»»
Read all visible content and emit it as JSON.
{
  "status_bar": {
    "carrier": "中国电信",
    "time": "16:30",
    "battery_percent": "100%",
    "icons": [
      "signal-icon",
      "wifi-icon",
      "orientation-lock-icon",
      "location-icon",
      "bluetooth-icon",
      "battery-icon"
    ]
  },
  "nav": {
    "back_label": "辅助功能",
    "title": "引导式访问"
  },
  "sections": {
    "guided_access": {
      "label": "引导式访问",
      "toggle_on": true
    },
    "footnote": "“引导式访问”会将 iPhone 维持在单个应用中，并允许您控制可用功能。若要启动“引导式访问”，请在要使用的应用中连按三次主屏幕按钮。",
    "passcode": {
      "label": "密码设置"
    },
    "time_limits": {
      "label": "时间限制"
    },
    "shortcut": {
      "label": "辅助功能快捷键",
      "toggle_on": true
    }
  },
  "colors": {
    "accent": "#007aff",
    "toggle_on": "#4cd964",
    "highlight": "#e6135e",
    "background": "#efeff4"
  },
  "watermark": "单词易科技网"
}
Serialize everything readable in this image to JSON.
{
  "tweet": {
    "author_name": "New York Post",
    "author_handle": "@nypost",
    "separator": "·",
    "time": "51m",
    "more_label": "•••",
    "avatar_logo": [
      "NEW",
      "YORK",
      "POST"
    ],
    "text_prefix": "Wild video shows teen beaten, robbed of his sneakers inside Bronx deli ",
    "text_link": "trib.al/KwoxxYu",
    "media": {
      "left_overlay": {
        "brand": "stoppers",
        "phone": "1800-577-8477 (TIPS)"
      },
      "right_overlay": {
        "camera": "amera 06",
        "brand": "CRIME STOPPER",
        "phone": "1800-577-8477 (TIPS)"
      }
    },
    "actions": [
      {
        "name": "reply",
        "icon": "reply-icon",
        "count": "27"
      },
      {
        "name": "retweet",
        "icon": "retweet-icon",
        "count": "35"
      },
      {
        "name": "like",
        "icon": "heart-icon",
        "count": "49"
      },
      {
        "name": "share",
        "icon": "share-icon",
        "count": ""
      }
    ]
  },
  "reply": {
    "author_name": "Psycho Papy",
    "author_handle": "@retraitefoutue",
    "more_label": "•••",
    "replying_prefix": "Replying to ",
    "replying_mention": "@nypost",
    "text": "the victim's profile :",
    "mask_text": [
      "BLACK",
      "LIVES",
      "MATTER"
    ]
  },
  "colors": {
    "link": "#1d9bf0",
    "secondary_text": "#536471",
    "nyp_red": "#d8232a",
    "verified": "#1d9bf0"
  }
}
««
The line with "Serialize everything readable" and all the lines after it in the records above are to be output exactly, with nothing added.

Serialize everything readable in this image to JSON.
{
  "tweet": {
    "author_name": "New York Post",
    "author_handle": "@nypost",
    "separator": "·",
    "time": "51m",
    "more_label": "•••",
    "avatar_logo": [
      "NEW",
      "YORK",
      "POST"
    ],
    "text_prefix": "Wild video shows teen beaten, robbed of his sneakers inside Bronx deli ",
    "text_link": "trib.al/KwoxxYu",
    "media": {
      "left_overlay": {
        "brand": "stoppers",
        "phone": "1800-577-8477 (TIPS)"
      },
      "right_overlay": {
        "camera": "amera 06",
        "brand": "CRIME STOPPER",
        "phone": "1800-577-8477 (TIPS)"
      }
    },
    "actions": [
      {
        "name": "reply",
        "icon": "reply-icon",
        "count": "27"
      },
      {
        "name": "retweet",
        "icon": "retweet-icon",
        "count": "35"
      },
      {
        "name": "like",
        "icon": "heart-icon",
        "count": "49"
      },
      {
        "name": "share",
        "icon": "share-icon",
        "count": ""
      }
    ]
  },
  "reply": {
    "author_name": "Psycho Papy",
    "author_handle": "@retraitefoutue",
    "more_label": "•••",
    "replying_prefix": "Replying to ",
    "replying_mention": "@nypost",
    "text": "the victim's profile :",
    "mask_text": [
      "BLACK",
      "LIVES",
      "MATTER"
    ]
  },
  "colors": {
    "link": "#1d9bf0",
    "secondary_text": "#536471",
    "nyp_red": "#d8232a",
    "verified": "#1d9bf0"
  }
}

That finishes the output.